Next Monday (March 9) the Roy J. Smith Barnyardgrass Workshop will be held at the Grand Prairie Center in Stuttgart, Ark.
The reasons for the seminar are many.
“What’s really driving concern is the current lack of options to deal with barnyardgrass in rice,” says Bob Scott, University of Arkansas weed scientist. “It seems that somehow, no matter what we do, barnyardgrass continues to be our biggest weed problem.”
The last big new development in weed science for rice, says Scott, was probably the introduction of Clearfield rice in 2002. “Before that, Command came out in 2000. So, here we are in 2015 and the last foundation-type herbicide or technology is going on 13 years old.
“Now, Aim, Grasp, Clincher and Regiment and other products have come into the market. But they aren’t what I consider base grass control programs like Propanil and Facet in the past. We need a major game-changer.”
Producers have been educated on how to best control these weeds – and many do a lot of crop rotation. “The fact that Clearfield rice has lasted as long as it has is a testament to how well many producers have managed to prevent resistance developing. They’ve used multiple herbicides in-season.
“However, what’s alarmed us lately comes from the herbicide resistance screening program. That University of Arkansas program is pretty extensive for barnyardgrass and other weeds. What’s been found is a sudden upswing in ALS-resistant barnyardgrass populations. ALS herbicides include Newpath – used in Clearfield rice – and Beyond along with Regiment and Grasp.
“That’s why we want to get in front of this resistance as quickly as possible and alert producers to the danger. These tools we’ve been using a lot need to be protected, we all need to be on the same page, we need make sure we’re rotating chemistries as much as possible.”
Also worrying is the recent discovery, in both Arkansas and Mississippi, of the first ACCase-resistant barnyardgrass. “Those small populations are resistant to Clincher and RiceStar. Even though the problem is hardly widespread they’re setting off alarm bells.”
Another thing that producers need to know about is the development of several new rice herbicides. “We’ll have some new tools between now and the end of the decade.
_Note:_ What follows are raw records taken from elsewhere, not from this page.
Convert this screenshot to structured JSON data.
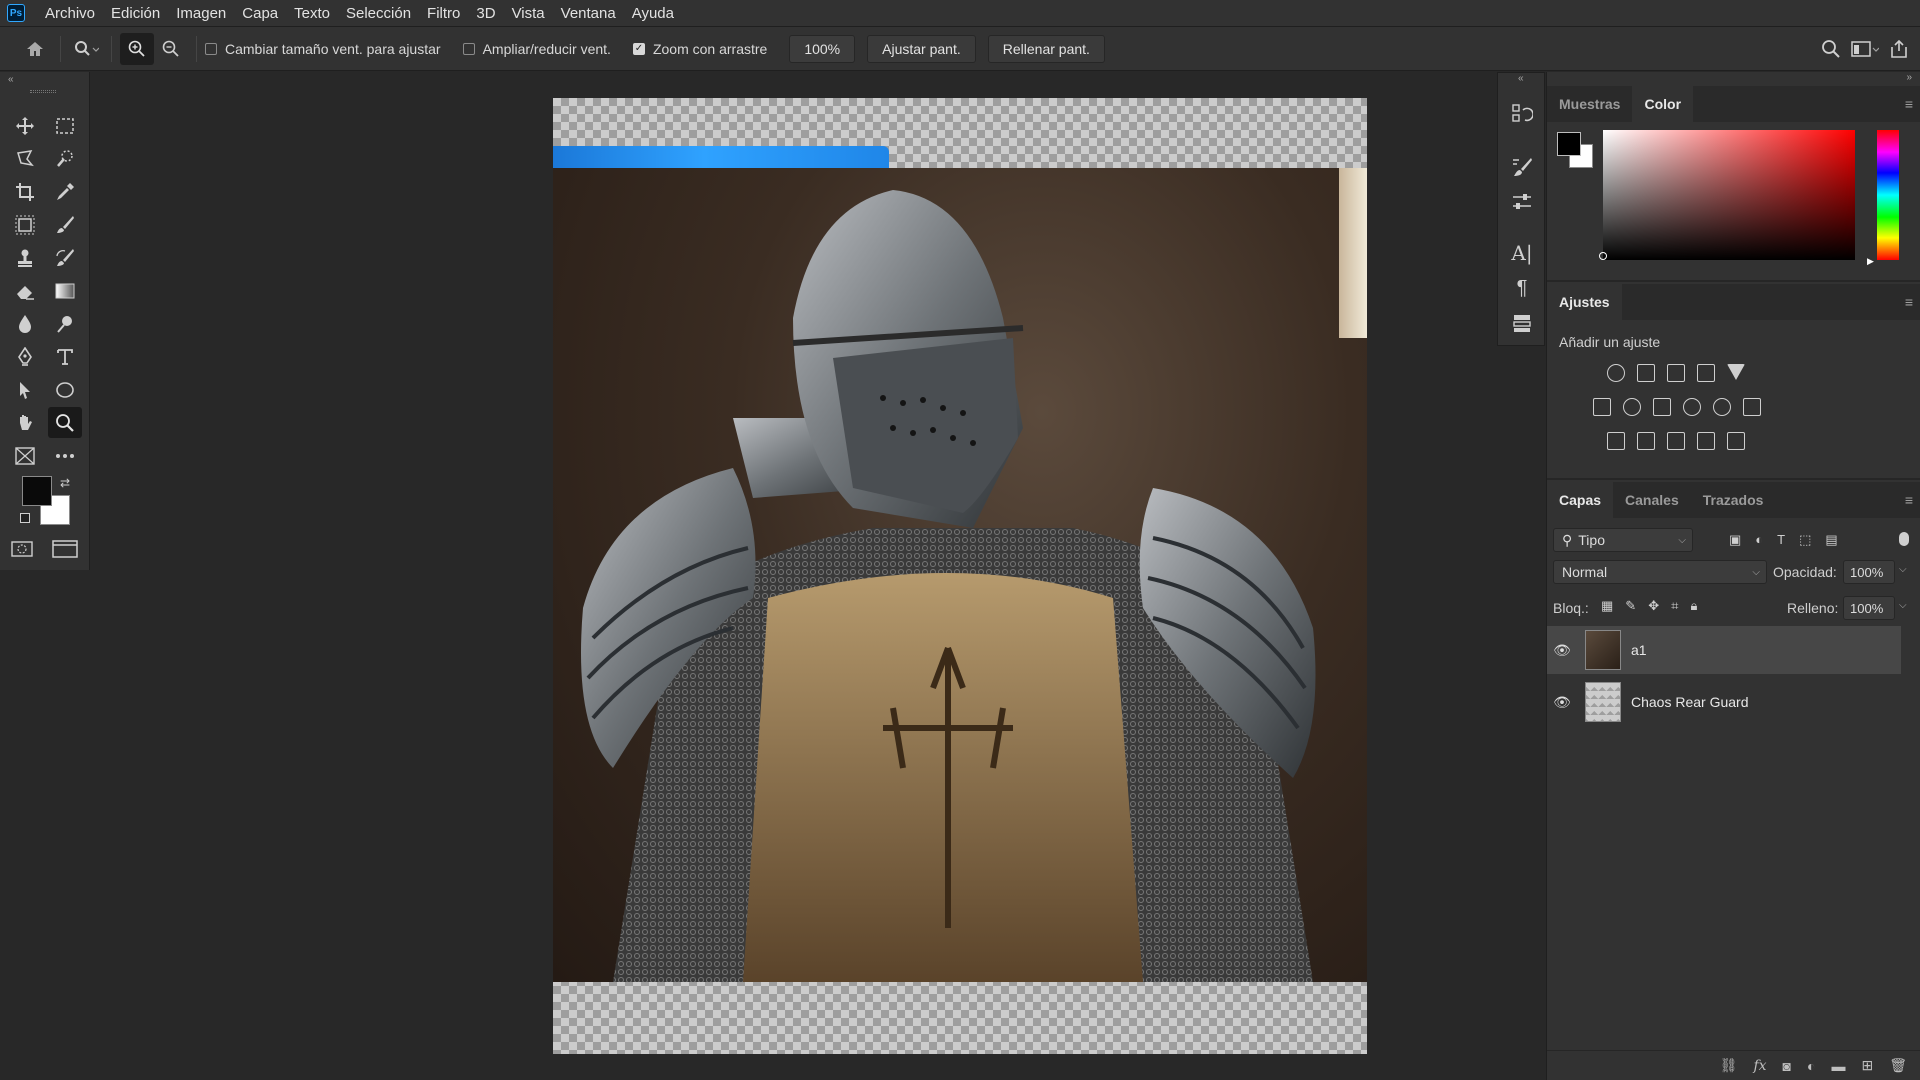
{
  "app": {
    "logo": "Ps"
  },
  "menu": [
    "Archivo",
    "Edición",
    "Imagen",
    "Capa",
    "Texto",
    "Selección",
    "Filtro",
    "3D",
    "Vista",
    "Ventana",
    "Ayuda"
  ],
  "options": {
    "resize_windows_label": "Cambiar tamaño vent. para ajustar",
    "zoom_all_windows_label": "Ampliar/reducir vent.",
    "scrubby_zoom_label": "Zoom con arrastre",
    "zoom_value": "100%",
    "fit_screen_label": "Ajustar pant.",
    "fill_screen_label": "Rellenar pant."
  },
  "color_panel": {
    "tabs": [
      "Muestras",
      "Color"
    ],
    "active_tab": "Color"
  },
  "adjustments_panel": {
    "title": "Ajustes",
    "subtitle": "Añadir un ajuste"
  },
  "layers_panel": {
    "tabs": [
      "Capas",
      "Canales",
      "Trazados"
    ],
    "kind_filter": "Tipo",
    "blend_mode": "Normal",
    "opacity_label": "Opacidad:",
    "opacity_value": "100%",
    "lock_label": "Bloq.:",
    "fill_label": "Relleno:",
    "fill_value": "100%",
    "layers": [
      {
        "name": "a1",
        "selected": true
      },
      {
        "name": "Chaos Rear Guard",
        "selected": false
      }
    ]
  },
  "colors": {
    "accent": "#31a8ff",
    "background": "#282828",
    "panel": "#323232"
  }
}
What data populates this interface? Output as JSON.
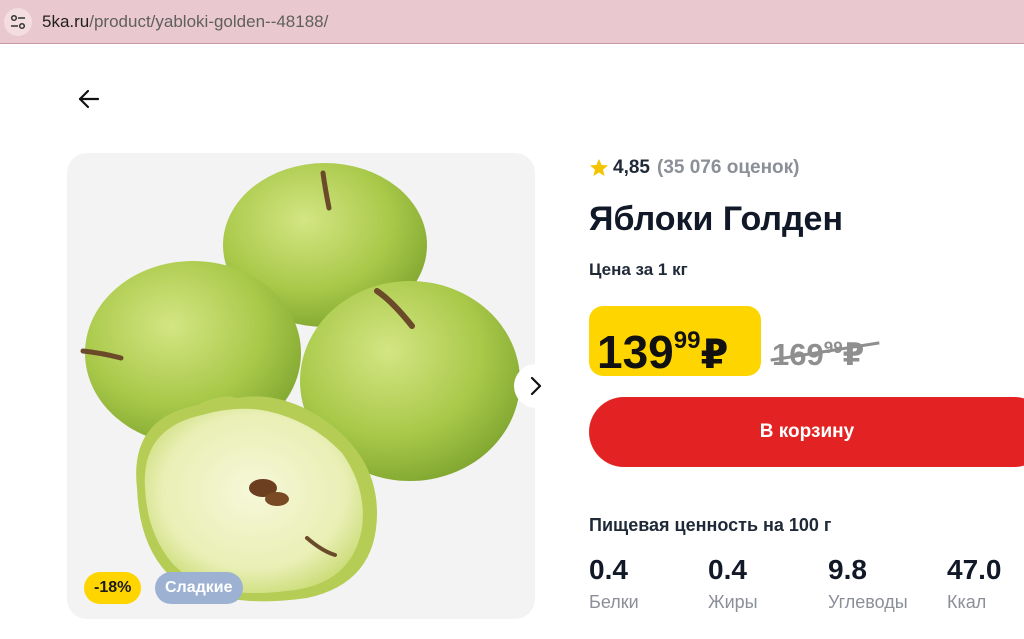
{
  "browser": {
    "url_domain": "5ka.ru",
    "url_path": "/product/yabloki-golden--48188/",
    "site_settings_icon": "tune-icon"
  },
  "nav": {
    "back_icon": "arrow-left-icon"
  },
  "gallery": {
    "next_icon": "chevron-right-icon",
    "badges": {
      "discount": "-18%",
      "tag": "Сладкие"
    }
  },
  "product": {
    "rating": {
      "score": "4,85",
      "count": "(35 076 оценок)",
      "star_color": "#f5c400"
    },
    "title": "Яблоки Голден",
    "unit_label": "Цена за 1 кг",
    "price": {
      "rub": "139",
      "kop": "99",
      "currency": "₽",
      "bg_color": "#ffd500"
    },
    "old_price": {
      "rub": "169",
      "kop": "99",
      "currency": "₽"
    },
    "cart_button": {
      "label": "В корзину",
      "color": "#e32323"
    }
  },
  "nutrition": {
    "title": "Пищевая ценность на 100 г",
    "items": [
      {
        "value": "0.4",
        "label": "Белки"
      },
      {
        "value": "0.4",
        "label": "Жиры"
      },
      {
        "value": "9.8",
        "label": "Углеводы"
      },
      {
        "value": "47.0",
        "label": "Ккал"
      }
    ]
  }
}
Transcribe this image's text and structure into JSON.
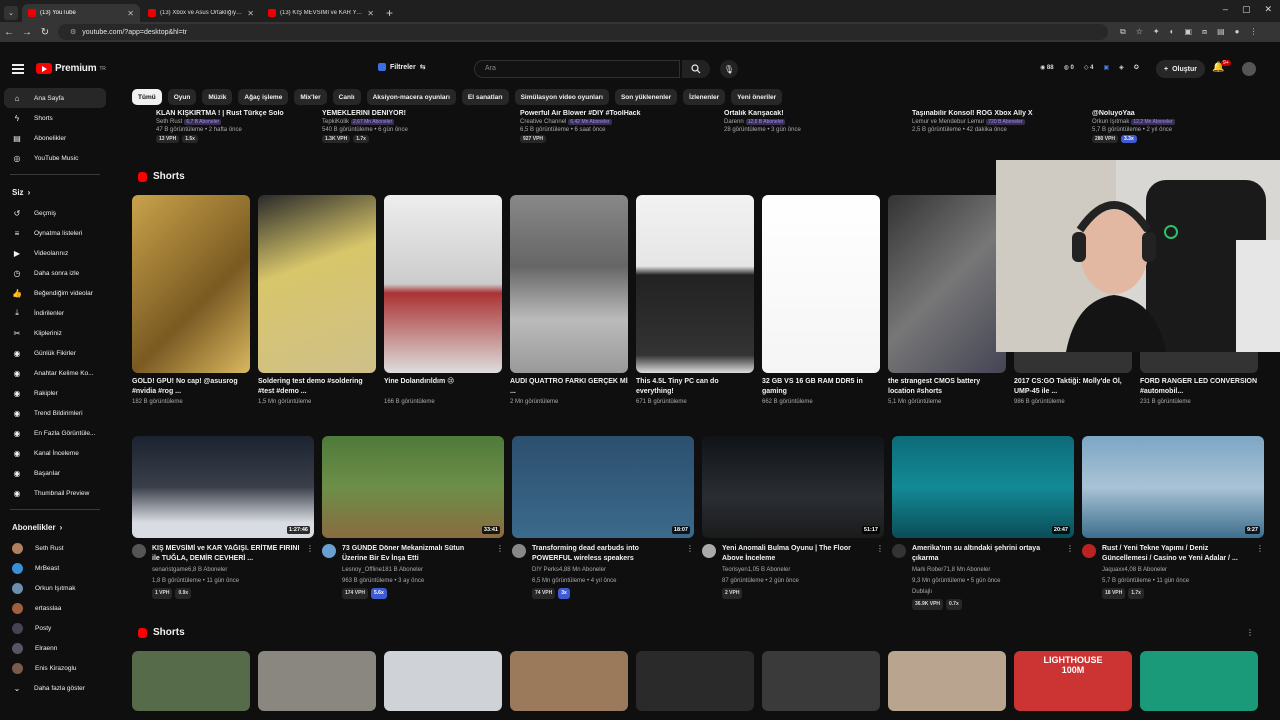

The first, Aim, was introduced last year as a broadleaf herbicide although it also has some activity on ALS-resistant sedges, another big problem. The other new technologies coming will, we feel, be similar to Command and Newpath and they will be a big deal when they hit the market. At least two of them represent completely new modes of action for rice.
“This symposium planning has really been a cooperative effort but Jason Norsworthy (University of Arkansas weed scientist) has been the catalyst for it. He does a super job running the resistance screening program.”
The workshop -- co-sponsored with Delta Farm Press -- will begin at 9:30 a.m. and run through 3:00 p.m. Presenters will highlight the most current research and information on management of barnyardgrass in all Southern crops. In addition to speakers from Arkansas, barnyardgrass experts from Mississippi, Louisiana, and Texas will present. Little Cypress will cater lunch which will consist of chicken and sausage gumbo, cajun crawfish maux choux, boiled potatoes, corn, mushrooms, and sausage. Numerous companies have stepped forward and donated door prizes.
The event is free and while preregistration is not required, it is preferred to help with planning for lunch. You can preregister for the meeting by emailing firstname.lastname@example.org.
Four hours of CEUs will be available for those that attend.